• [Task item]
Copy all records precisely, apart from the pictures.

*** Extracted information

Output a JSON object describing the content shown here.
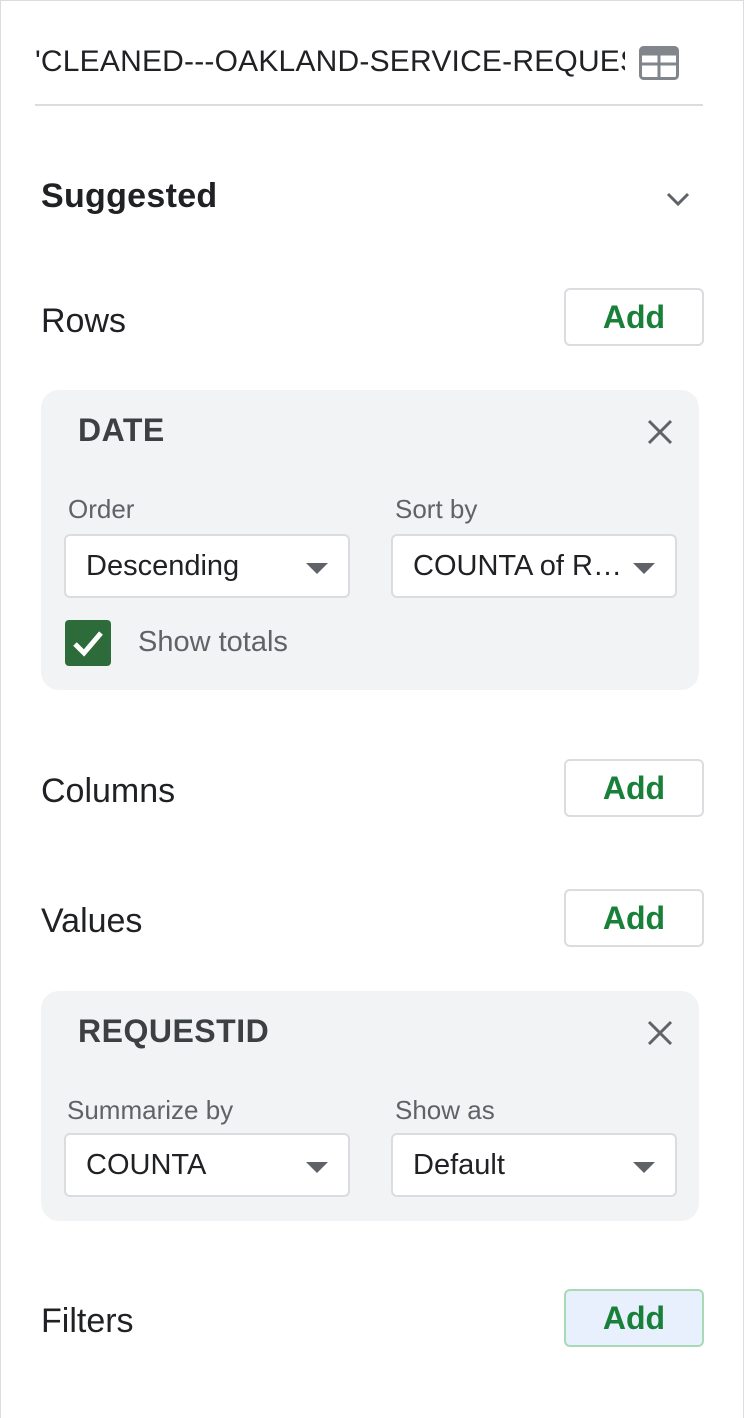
{
  "source": {
    "range_label": "'CLEANED---OAKLAND-SERVICE-REQUES",
    "range_icon": "grid-icon"
  },
  "suggested": {
    "label": "Suggested",
    "icon": "chevron-down-icon"
  },
  "rows": {
    "label": "Rows",
    "add_label": "Add",
    "field": {
      "name": "DATE",
      "order_label": "Order",
      "order_value": "Descending",
      "sort_label": "Sort by",
      "sort_value": "COUNTA of RE…",
      "show_totals_label": "Show totals",
      "show_totals_checked": true
    }
  },
  "columns": {
    "label": "Columns",
    "add_label": "Add"
  },
  "values": {
    "label": "Values",
    "add_label": "Add",
    "field": {
      "name": "REQUESTID",
      "summarize_label": "Summarize by",
      "summarize_value": "COUNTA",
      "showas_label": "Show as",
      "showas_value": "Default"
    }
  },
  "filters": {
    "label": "Filters",
    "add_label": "Add"
  },
  "colors": {
    "accent_green": "#188038",
    "checkbox_green": "#2e6b3a",
    "card_bg": "#f1f3f4",
    "focus_bg": "#e8f0fe"
  }
}
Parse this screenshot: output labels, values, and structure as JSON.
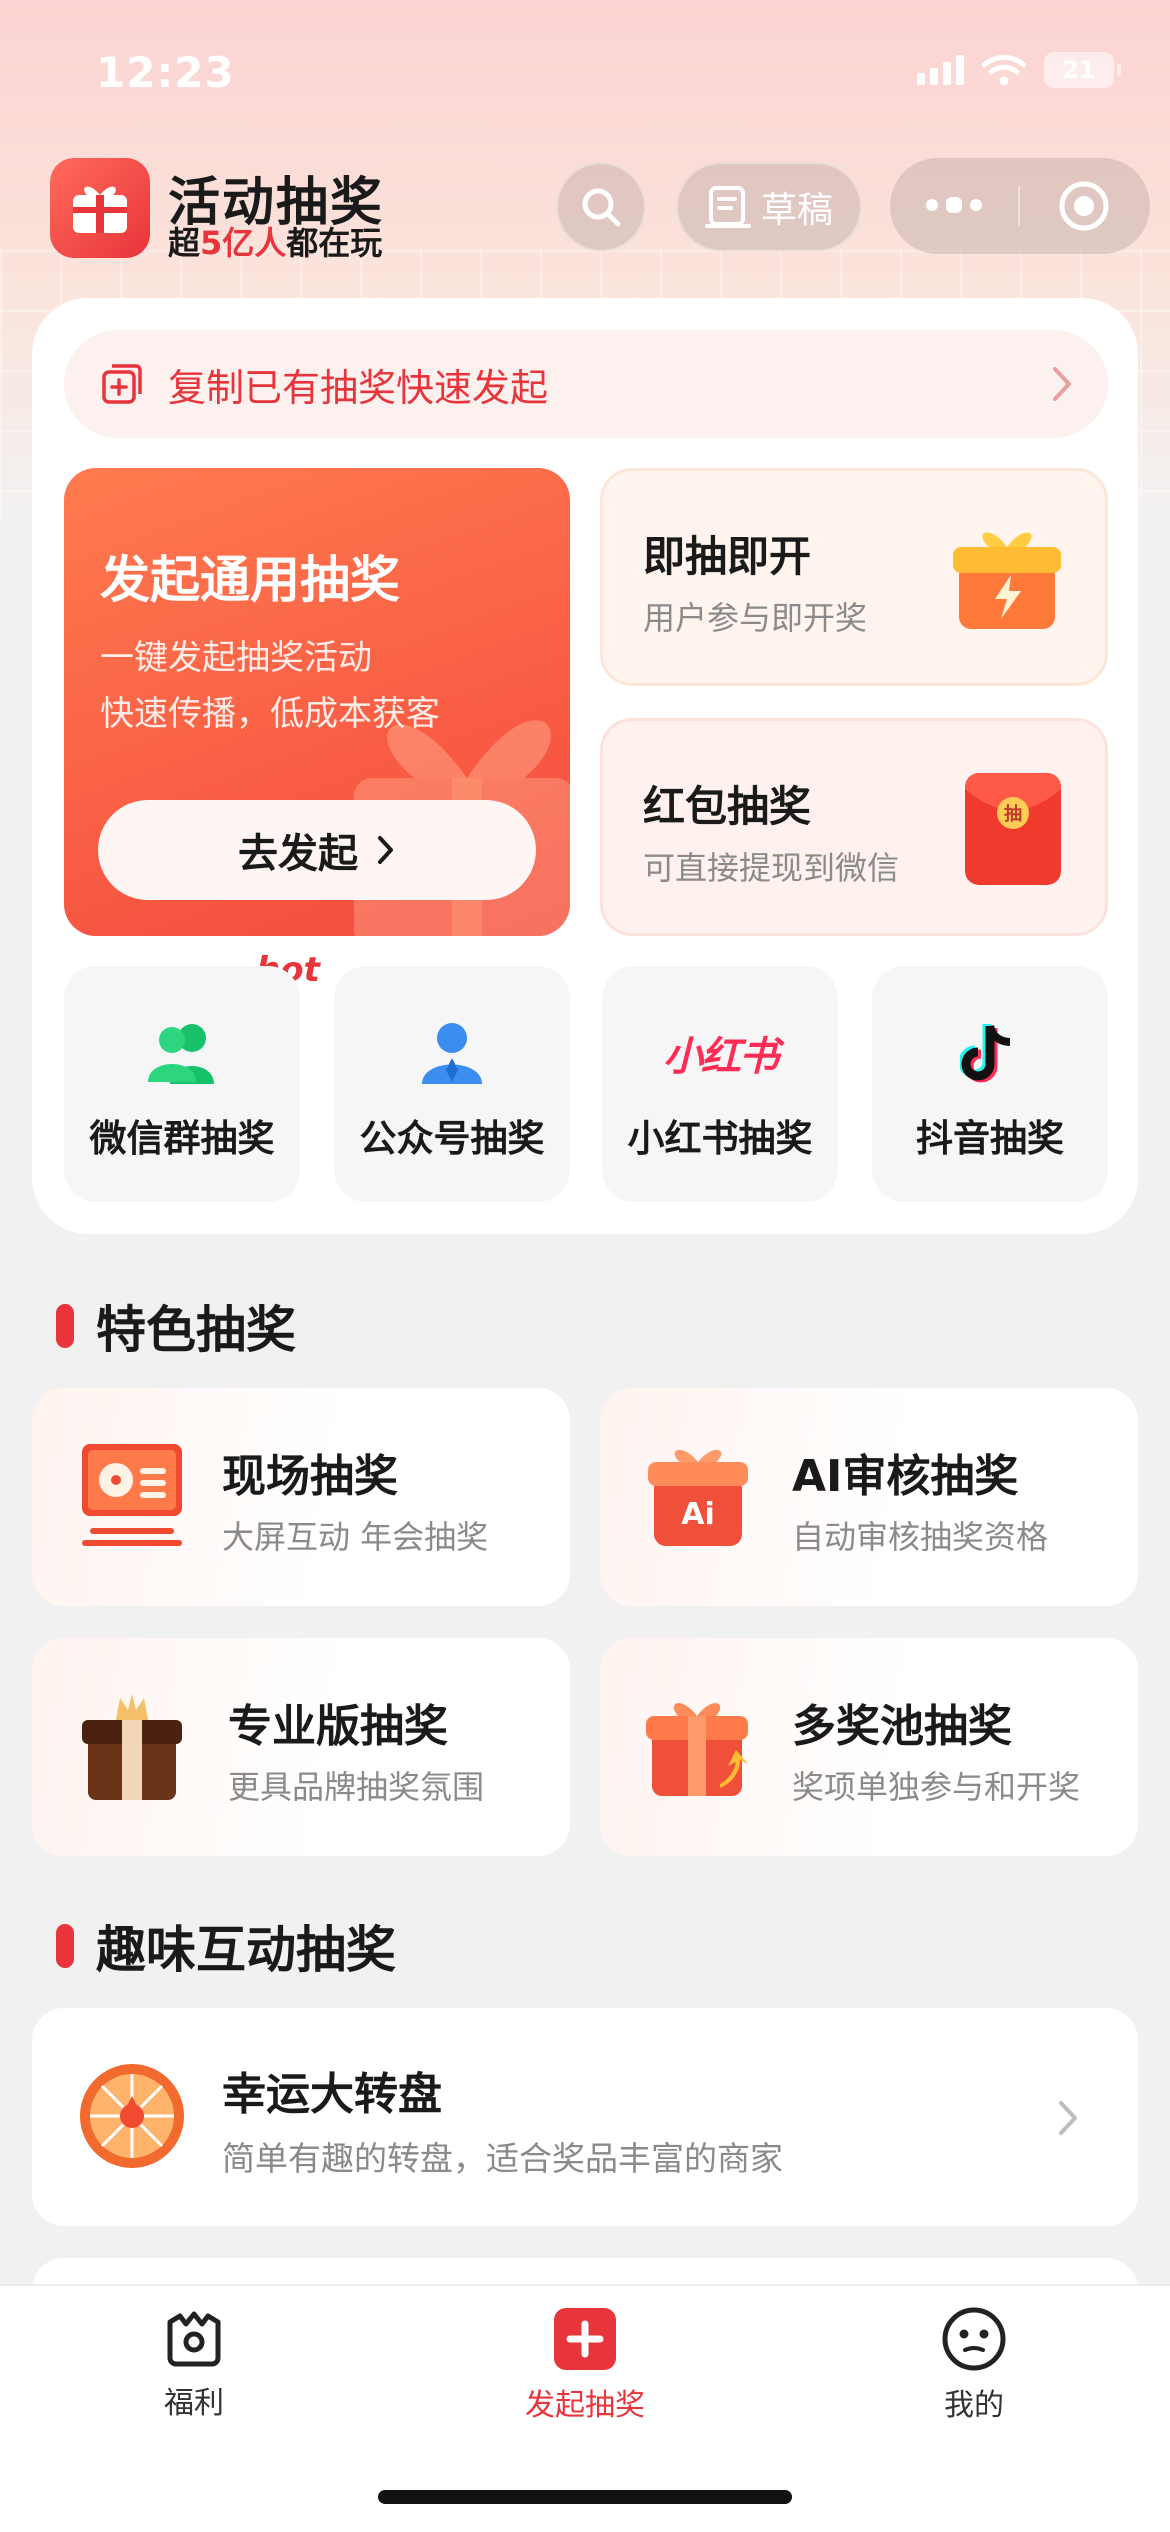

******

• [Completed exercise]
Output a JSON object describing the content shown here.
{
  "source": {
    "range_label": "'CLEANED---OAKLAND-SERVICE-REQUES",
    "range_icon": "grid-icon"
  },
  "suggested": {
    "label": "Suggested",
    "icon": "chevron-down-icon"
  },
  "rows": {
    "label": "Rows",
    "add_label": "Add",
    "field": {
      "name": "DATE",
      "order_label": "Order",
      "order_value": "Descending",
      "sort_label": "Sort by",
      "sort_value": "COUNTA of RE…",
      "show_totals_label": "Show totals",
      "show_totals_checked": true
    }
  },
  "columns": {
    "label": "Columns",
    "add_label": "Add"
  },
  "values": {
    "label": "Values",
    "add_label": "Add",
    "field": {
      "name": "REQUESTID",
      "summarize_label": "Summarize by",
      "summarize_value": "COUNTA",
      "showas_label": "Show as",
      "showas_value": "Default"
    }
  },
  "filters": {
    "label": "Filters",
    "add_label": "Add"
  },
  "colors": {
    "accent_green": "#188038",
    "checkbox_green": "#2e6b3a",
    "card_bg": "#f1f3f4",
    "focus_bg": "#e8f0fe"
  }
}
Parse this screenshot: output labels, values, and structure as JSON.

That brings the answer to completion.